“The more I read the story about his truck and how long he had had it for, I just thought we had to do something,” said Pidperyhora Jr., who worked with Toyota Canada to give Callaghan the new wheels.
“It was just the irony of just how a firefighter is here fighting fires – risking his life to save other peoples’ homes and property – and while he’s doing that somebody destroys his property.
“We couldn’t replace that vehicle and all the memories that go along with it, but we hope the new Tundra will bring back some fond memories and it will create even more memories for him in the future.”
Callaghan said the kindness show to him by Penticton Toyota has gone a long way to restoring his faith in humanity.
“It couldn’t be nicer.

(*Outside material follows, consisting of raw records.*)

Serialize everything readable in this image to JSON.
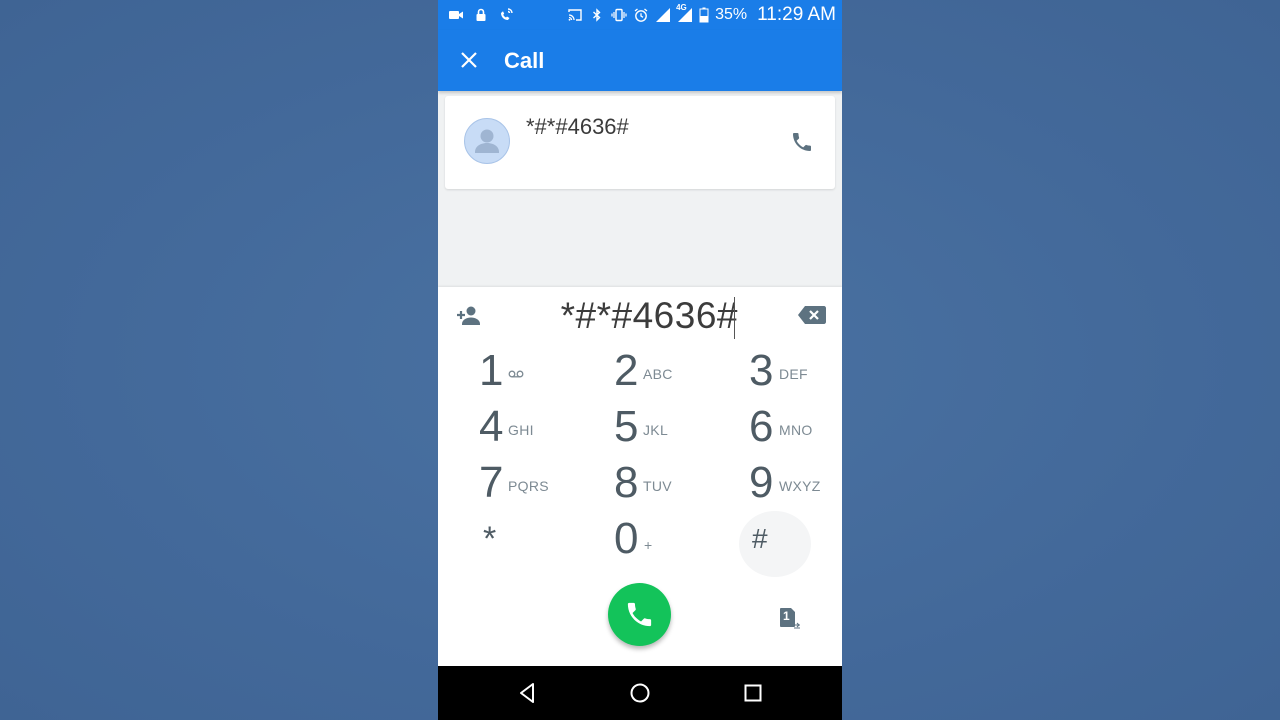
{
  "status_bar": {
    "battery_percent": "35%",
    "time": "11:29 AM",
    "network": "4G",
    "icons": [
      "video-icon",
      "lock-icon",
      "wifi-calling-icon",
      "cast-icon",
      "bluetooth-icon",
      "vibrate-icon",
      "alarm-icon",
      "signal-icon",
      "battery-icon"
    ]
  },
  "app_bar": {
    "title": "Call",
    "close_icon": "close-icon"
  },
  "suggestion": {
    "number": "*#*#4636#",
    "avatar_icon": "person-icon",
    "call_icon": "phone-icon"
  },
  "dialpad": {
    "entered_digits": "*#*#4636#",
    "keys": [
      {
        "digit": "1",
        "letters": "",
        "icon": "voicemail-icon"
      },
      {
        "digit": "2",
        "letters": "ABC"
      },
      {
        "digit": "3",
        "letters": "DEF"
      },
      {
        "digit": "4",
        "letters": "GHI"
      },
      {
        "digit": "5",
        "letters": "JKL"
      },
      {
        "digit": "6",
        "letters": "MNO"
      },
      {
        "digit": "7",
        "letters": "PQRS"
      },
      {
        "digit": "8",
        "letters": "TUV"
      },
      {
        "digit": "9",
        "letters": "WXYZ"
      },
      {
        "digit": "*",
        "letters": ""
      },
      {
        "digit": "0",
        "letters": "+"
      },
      {
        "digit": "#",
        "letters": ""
      }
    ],
    "sim_label": "1"
  },
  "colors": {
    "accent": "#1a7de8",
    "call_green": "#13c35a",
    "key_text": "#4e5b64"
  }
}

It just really counteracts the gesture of the thief by the gesture of the dealership,” he said.
Callaghan’s old truck was stolen during the early morning hours of Aug. 21 from a Merritt parking lot near the firefighting base where he was stationed. He returned to the parking lot after working overnight on the Christine wildfire – his final shift of the season – to discover his truck was gone.
The truck was eventually recovered near Kamloops, but it was a write-off, and the $11,000 Callaghan received as an insurance payout wasn’t enough to replace it. An online fundraiser was launched and eventually collected over $11,000, which Callaghan now plans to donate to a good cause.
Missing from the truck were some of Callaghan’s belongings, including his iPad, laptop, camping gear, school bag and a blanket that belonged to his late grandfather, Canadian Football League hall-of-famer Gary Schreider.
Callaghan, who is in his final year in the UBC Okanagan mechanical engineering program, says he cannot thank the people enough who have helped him during this difficult time, including friends and the many others he doesn’t even know.
“You’re just doing your job and you don’t think of the impact it has on people,” he said.
“Then getting donations and people sharing their stories of the impact you have really makes it all worthwhile. I just really appreciate everything people have done to help me.”